• [WHAT YOU ARE ASKED TO DO] Reproduce the entries. Match every word.

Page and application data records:
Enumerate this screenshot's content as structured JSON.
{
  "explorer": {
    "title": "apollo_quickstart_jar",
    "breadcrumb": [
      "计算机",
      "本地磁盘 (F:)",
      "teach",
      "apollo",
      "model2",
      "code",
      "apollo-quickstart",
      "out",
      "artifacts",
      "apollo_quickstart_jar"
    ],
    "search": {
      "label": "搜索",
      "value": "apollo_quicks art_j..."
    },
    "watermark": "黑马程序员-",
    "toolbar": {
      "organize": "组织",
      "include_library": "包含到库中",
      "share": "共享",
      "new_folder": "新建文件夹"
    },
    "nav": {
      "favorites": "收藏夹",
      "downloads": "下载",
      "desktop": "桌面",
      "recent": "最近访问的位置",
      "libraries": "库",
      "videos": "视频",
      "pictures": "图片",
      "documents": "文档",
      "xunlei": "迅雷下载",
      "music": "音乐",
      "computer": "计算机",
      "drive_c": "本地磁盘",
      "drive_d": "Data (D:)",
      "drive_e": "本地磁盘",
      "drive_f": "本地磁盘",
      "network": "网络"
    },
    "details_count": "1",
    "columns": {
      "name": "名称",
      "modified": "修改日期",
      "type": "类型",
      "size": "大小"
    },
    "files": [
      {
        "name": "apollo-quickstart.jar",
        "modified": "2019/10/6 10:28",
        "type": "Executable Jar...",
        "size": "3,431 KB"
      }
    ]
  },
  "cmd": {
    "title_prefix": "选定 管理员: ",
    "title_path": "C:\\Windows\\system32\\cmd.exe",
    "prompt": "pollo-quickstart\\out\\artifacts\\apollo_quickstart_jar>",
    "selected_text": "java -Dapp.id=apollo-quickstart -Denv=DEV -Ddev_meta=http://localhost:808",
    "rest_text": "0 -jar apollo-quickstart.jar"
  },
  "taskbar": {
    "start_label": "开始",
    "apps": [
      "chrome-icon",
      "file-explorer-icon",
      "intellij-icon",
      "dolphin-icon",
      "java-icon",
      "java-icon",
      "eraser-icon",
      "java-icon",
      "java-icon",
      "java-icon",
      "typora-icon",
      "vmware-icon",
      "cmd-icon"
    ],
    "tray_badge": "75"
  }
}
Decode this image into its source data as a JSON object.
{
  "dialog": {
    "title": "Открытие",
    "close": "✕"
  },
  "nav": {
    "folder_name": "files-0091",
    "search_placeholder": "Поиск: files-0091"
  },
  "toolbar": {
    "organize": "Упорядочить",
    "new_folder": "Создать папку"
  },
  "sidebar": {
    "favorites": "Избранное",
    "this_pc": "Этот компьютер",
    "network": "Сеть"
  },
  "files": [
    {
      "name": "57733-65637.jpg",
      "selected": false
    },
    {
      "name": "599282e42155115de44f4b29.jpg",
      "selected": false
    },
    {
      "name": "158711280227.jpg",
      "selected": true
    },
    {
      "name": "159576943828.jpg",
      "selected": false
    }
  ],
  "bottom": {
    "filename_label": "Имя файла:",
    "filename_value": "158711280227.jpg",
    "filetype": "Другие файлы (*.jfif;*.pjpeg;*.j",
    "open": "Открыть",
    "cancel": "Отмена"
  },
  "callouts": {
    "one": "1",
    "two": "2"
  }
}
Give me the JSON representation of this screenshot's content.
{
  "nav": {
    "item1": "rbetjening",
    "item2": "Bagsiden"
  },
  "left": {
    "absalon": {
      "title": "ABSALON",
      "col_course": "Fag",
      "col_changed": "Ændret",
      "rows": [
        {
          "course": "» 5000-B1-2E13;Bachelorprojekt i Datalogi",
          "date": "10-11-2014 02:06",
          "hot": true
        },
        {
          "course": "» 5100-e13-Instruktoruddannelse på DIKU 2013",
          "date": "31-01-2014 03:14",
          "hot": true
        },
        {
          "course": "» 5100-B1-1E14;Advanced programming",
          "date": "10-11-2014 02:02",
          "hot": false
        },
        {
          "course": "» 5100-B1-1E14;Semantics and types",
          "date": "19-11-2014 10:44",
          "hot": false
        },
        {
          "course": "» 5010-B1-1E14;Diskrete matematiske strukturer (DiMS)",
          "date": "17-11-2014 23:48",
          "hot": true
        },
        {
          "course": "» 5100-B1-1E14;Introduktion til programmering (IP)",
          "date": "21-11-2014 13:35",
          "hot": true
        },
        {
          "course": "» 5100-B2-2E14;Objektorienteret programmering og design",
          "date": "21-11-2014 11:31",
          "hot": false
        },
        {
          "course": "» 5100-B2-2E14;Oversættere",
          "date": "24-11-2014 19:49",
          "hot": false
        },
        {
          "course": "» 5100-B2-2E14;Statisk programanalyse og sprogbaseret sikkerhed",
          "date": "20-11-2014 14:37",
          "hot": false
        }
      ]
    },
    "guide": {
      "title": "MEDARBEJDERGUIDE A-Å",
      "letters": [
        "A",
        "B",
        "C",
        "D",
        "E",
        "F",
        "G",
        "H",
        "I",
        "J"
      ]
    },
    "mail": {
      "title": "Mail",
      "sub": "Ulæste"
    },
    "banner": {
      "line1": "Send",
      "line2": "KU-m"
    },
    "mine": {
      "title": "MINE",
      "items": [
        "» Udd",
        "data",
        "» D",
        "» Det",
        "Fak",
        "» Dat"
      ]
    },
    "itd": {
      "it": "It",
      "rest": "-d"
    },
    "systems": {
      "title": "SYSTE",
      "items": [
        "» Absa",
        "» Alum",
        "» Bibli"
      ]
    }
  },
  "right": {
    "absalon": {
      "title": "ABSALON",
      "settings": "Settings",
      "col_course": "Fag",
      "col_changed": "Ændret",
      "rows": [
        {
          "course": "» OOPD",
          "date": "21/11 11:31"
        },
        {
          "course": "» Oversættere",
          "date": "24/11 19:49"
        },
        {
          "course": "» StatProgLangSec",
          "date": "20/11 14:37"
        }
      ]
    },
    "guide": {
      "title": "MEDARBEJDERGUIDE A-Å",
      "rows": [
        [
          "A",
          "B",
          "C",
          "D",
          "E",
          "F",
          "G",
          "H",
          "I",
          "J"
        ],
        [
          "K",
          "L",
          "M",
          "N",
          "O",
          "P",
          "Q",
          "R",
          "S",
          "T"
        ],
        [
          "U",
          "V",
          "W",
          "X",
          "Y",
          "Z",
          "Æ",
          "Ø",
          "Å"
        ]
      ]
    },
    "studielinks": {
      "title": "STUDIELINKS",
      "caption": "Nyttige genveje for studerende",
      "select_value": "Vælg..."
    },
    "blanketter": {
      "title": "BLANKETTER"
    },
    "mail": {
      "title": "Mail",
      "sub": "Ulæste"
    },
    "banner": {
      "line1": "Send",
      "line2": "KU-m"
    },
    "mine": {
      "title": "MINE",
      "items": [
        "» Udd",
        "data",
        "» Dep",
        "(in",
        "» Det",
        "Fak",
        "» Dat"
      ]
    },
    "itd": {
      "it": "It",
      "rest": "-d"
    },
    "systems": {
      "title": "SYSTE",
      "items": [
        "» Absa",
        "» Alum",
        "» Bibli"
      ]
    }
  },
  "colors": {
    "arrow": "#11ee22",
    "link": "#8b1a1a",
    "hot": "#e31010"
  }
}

• [SOLUTION FOR THIS TASK]
Enumerate this screenshot's content as structured JSON.
{
  "explorer": {
    "title": "apollo_quickstart_jar",
    "breadcrumb": [
      "计算机",
      "本地磁盘 (F:)",
      "teach",
      "apollo",
      "model2",
      "code",
      "apollo-quickstart",
      "out",
      "artifacts",
      "apollo_quickstart_jar"
    ],
    "search": {
      "label": "搜索",
      "value": "apollo_quicks art_j..."
    },
    "watermark": "黑马程序员-",
    "toolbar": {
      "organize": "组织",
      "include_library": "包含到库中",
      "share": "共享",
      "new_folder": "新建文件夹"
    },
    "nav": {
      "favorites": "收藏夹",
      "downloads": "下载",
      "desktop": "桌面",
      "recent": "最近访问的位置",
      "libraries": "库",
      "videos": "视频",
      "pictures": "图片",
      "documents": "文档",
      "xunlei": "迅雷下载",
      "music": "音乐",
      "computer": "计算机",
      "drive_c": "本地磁盘",
      "drive_d": "Data (D:)",
      "drive_e": "本地磁盘",
      "drive_f": "本地磁盘",
      "network": "网络"
    },
    "details_count": "1",
    "columns": {
      "name": "名称",
      "modified": "修改日期",
      "type": "类型",
      "size": "大小"
    },
    "files": [
      {
        "name": "apollo-quickstart.jar",
        "modified": "2019/10/6 10:28",
        "type": "Executable Jar...",
        "size": "3,431 KB"
      }
    ]
  },
  "cmd": {
    "title_prefix": "选定 管理员: ",
    "title_path": "C:\\Windows\\system32\\cmd.exe",
    "prompt": "pollo-quickstart\\out\\artifacts\\apollo_quickstart_jar>",
    "selected_text": "java -Dapp.id=apollo-quickstart -Denv=DEV -Ddev_meta=http://localhost:808",
    "rest_text": "0 -jar apollo-quickstart.jar"
  },
  "taskbar": {
    "start_label": "开始",
    "apps": [
      "chrome-icon",
      "file-explorer-icon",
      "intellij-icon",
      "dolphin-icon",
      "java-icon",
      "java-icon",
      "eraser-icon",
      "java-icon",
      "java-icon",
      "java-icon",
      "typora-icon",
      "vmware-icon",
      "cmd-icon"
    ],
    "tray_badge": "75"
  }
}
Decode this image into its source data as a JSON object.
{
  "dialog": {
    "title": "Открытие",
    "close": "✕"
  },
  "nav": {
    "folder_name": "files-0091",
    "search_placeholder": "Поиск: files-0091"
  },
  "toolbar": {
    "organize": "Упорядочить",
    "new_folder": "Создать папку"
  },
  "sidebar": {
    "favorites": "Избранное",
    "this_pc": "Этот компьютер",
    "network": "Сеть"
  },
  "files": [
    {
      "name": "57733-65637.jpg",
      "selected": false
    },
    {
      "name": "599282e42155115de44f4b29.jpg",
      "selected": false
    },
    {
      "name": "158711280227.jpg",
      "selected": true
    },
    {
      "name": "159576943828.jpg",
      "selected": false
    }
  ],
  "bottom": {
    "filename_label": "Имя файла:",
    "filename_value": "158711280227.jpg",
    "filetype": "Другие файлы (*.jfif;*.pjpeg;*.j",
    "open": "Открыть",
    "cancel": "Отмена"
  },
  "callouts": {
    "one": "1",
    "two": "2"
  }
}
Give me the JSON representation of this screenshot's content.
{
  "nav": {
    "item1": "rbetjening",
    "item2": "Bagsiden"
  },
  "left": {
    "absalon": {
      "title": "ABSALON",
      "col_course": "Fag",
      "col_changed": "Ændret",
      "rows": [
        {
          "course": "» 5000-B1-2E13;Bachelorprojekt i Datalogi",
          "date": "10-11-2014 02:06",
          "hot": true
        },
        {
          "course": "» 5100-e13-Instruktoruddannelse på DIKU 2013",
          "date": "31-01-2014 03:14",
          "hot": true
        },
        {
          "course": "» 5100-B1-1E14;Advanced programming",
          "date": "10-11-2014 02:02",
          "hot": false
        },
        {
          "course": "» 5100-B1-1E14;Semantics and types",
          "date": "19-11-2014 10:44",
          "hot": false
        },
        {
          "course": "» 5010-B1-1E14;Diskrete matematiske strukturer (DiMS)",
          "date": "17-11-2014 23:48",
          "hot": true
        },
        {
          "course": "» 5100-B1-1E14;Introduktion til programmering (IP)",
          "date": "21-11-2014 13:35",
          "hot": true
        },
        {
          "course": "» 5100-B2-2E14;Objektorienteret programmering og design",
          "date": "21-11-2014 11:31",
          "hot": false
        },
        {
          "course": "» 5100-B2-2E14;Oversættere",
          "date": "24-11-2014 19:49",
          "hot": false
        },
        {
          "course": "» 5100-B2-2E14;Statisk programanalyse og sprogbaseret sikkerhed",
          "date": "20-11-2014 14:37",
          "hot": false
        }
      ]
    },
    "guide": {
      "title": "MEDARBEJDERGUIDE A-Å",
      "letters": [
        "A",
        "B",
        "C",
        "D",
        "E",
        "F",
        "G",
        "H",
        "I",
        "J"
      ]
    },
    "mail": {
      "title": "Mail",
      "sub": "Ulæste"
    },
    "banner": {
      "line1": "Send",
      "line2": "KU-m"
    },
    "mine": {
      "title": "MINE",
      "items": [
        "» Udd",
        "data",
        "» D",
        "» Det",
        "Fak",
        "» Dat"
      ]
    },
    "itd": {
      "it": "It",
      "rest": "-d"
    },
    "systems": {
      "title": "SYSTE",
      "items": [
        "» Absa",
        "» Alum",
        "» Bibli"
      ]
    }
  },
  "right": {
    "absalon": {
      "title": "ABSALON",
      "settings": "Settings",
      "col_course": "Fag",
      "col_changed": "Ændret",
      "rows": [
        {
          "course": "» OOPD",
          "date": "21/11 11:31"
        },
        {
          "course": "» Oversættere",
          "date": "24/11 19:49"
        },
        {
          "course": "» StatProgLangSec",
          "date": "20/11 14:37"
        }
      ]
    },
    "guide": {
      "title": "MEDARBEJDERGUIDE A-Å",
      "rows": [
        [
          "A",
          "B",
          "C",
          "D",
          "E",
          "F",
          "G",
          "H",
          "I",
          "J"
        ],
        [
          "K",
          "L",
          "M",
          "N",
          "O",
          "P",
          "Q",
          "R",
          "S",
          "T"
        ],
        [
          "U",
          "V",
          "W",
          "X",
          "Y",
          "Z",
          "Æ",
          "Ø",
          "Å"
        ]
      ]
    },
    "studielinks": {
      "title": "STUDIELINKS",
      "caption": "Nyttige genveje for studerende",
      "select_value": "Vælg..."
    },
    "blanketter": {
      "title": "BLANKETTER"
    },
    "mail": {
      "title": "Mail",
      "sub": "Ulæste"
    },
    "banner": {
      "line1": "Send",
      "line2": "KU-m"
    },
    "mine": {
      "title": "MINE",
      "items": [
        "» Udd",
        "data",
        "» Dep",
        "(in",
        "» Det",
        "Fak",
        "» Dat"
      ]
    },
    "itd": {
      "it": "It",
      "rest": "-d"
    },
    "systems": {
      "title": "SYSTE",
      "items": [
        "» Absa",
        "» Alum",
        "» Bibli"
      ]
    }
  },
  "colors": {
    "arrow": "#11ee22",
    "link": "#8b1a1a",
    "hot": "#e31010"
  }
}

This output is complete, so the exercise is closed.